Task:
Your response must be made up of each line in the data below that contains the string "JSON".

-- Given data follows --

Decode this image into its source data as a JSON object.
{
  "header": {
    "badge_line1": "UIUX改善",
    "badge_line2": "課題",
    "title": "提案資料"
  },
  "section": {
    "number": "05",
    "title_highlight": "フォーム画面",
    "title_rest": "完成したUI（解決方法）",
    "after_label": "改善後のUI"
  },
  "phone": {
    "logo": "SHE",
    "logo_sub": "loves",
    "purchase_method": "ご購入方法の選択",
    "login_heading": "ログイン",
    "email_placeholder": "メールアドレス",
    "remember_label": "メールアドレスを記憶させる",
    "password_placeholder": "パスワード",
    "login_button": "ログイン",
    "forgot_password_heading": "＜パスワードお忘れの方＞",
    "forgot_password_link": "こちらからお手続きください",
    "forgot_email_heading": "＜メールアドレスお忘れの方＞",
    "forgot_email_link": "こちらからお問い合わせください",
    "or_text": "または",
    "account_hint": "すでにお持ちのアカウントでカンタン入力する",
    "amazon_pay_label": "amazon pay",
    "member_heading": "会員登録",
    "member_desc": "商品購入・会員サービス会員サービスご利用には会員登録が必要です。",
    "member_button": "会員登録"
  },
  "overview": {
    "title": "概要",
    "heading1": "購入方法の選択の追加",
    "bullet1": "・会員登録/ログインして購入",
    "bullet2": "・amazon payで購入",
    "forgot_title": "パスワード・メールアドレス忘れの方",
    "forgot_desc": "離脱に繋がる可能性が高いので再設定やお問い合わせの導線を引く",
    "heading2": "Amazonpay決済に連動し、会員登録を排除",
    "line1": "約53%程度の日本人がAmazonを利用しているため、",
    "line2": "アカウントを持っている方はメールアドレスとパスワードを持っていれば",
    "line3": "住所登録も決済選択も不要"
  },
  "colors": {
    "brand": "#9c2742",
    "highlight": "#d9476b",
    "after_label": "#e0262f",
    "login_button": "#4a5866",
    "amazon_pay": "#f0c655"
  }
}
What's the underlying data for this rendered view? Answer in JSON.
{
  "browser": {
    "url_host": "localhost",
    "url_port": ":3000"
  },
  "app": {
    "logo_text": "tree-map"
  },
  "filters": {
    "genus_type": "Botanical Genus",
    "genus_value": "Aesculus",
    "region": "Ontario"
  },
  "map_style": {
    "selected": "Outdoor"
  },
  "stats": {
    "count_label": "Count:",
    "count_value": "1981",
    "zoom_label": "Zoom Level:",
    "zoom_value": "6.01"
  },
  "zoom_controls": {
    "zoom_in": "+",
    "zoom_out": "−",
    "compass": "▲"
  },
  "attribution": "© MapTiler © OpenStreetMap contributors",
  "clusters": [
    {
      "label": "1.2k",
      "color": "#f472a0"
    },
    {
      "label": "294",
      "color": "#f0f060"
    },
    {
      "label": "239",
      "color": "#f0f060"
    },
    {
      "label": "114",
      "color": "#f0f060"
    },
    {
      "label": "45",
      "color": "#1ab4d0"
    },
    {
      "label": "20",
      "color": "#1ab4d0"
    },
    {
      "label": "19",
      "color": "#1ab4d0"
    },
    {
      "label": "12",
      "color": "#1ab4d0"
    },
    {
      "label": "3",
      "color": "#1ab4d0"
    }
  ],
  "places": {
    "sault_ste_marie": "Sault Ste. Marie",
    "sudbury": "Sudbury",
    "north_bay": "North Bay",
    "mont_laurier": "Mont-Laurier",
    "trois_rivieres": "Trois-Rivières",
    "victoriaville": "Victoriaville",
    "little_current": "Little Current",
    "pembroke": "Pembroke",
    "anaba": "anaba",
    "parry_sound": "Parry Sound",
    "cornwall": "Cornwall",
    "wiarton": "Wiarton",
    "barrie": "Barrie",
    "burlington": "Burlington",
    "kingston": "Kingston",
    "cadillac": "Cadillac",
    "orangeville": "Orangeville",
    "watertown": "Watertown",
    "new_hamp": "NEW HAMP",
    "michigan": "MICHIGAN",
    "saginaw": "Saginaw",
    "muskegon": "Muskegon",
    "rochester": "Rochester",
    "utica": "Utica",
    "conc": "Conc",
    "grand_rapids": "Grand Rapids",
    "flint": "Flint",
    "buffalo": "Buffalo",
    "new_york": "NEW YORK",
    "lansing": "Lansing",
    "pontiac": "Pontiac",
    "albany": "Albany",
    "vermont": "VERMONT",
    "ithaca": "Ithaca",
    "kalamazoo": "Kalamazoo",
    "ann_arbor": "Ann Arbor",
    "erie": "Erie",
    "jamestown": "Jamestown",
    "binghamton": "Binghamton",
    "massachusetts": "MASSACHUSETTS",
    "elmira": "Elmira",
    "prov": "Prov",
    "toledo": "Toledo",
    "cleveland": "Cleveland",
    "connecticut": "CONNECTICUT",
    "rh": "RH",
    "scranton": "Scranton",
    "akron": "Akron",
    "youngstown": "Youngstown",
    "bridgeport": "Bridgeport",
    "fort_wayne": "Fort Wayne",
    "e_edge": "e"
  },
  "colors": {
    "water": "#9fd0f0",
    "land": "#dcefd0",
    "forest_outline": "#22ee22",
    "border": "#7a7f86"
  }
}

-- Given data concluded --

Exercise answer:
Decode this image into its source data as a JSON object.
What's the underlying data for this rendered view? Answer in JSON.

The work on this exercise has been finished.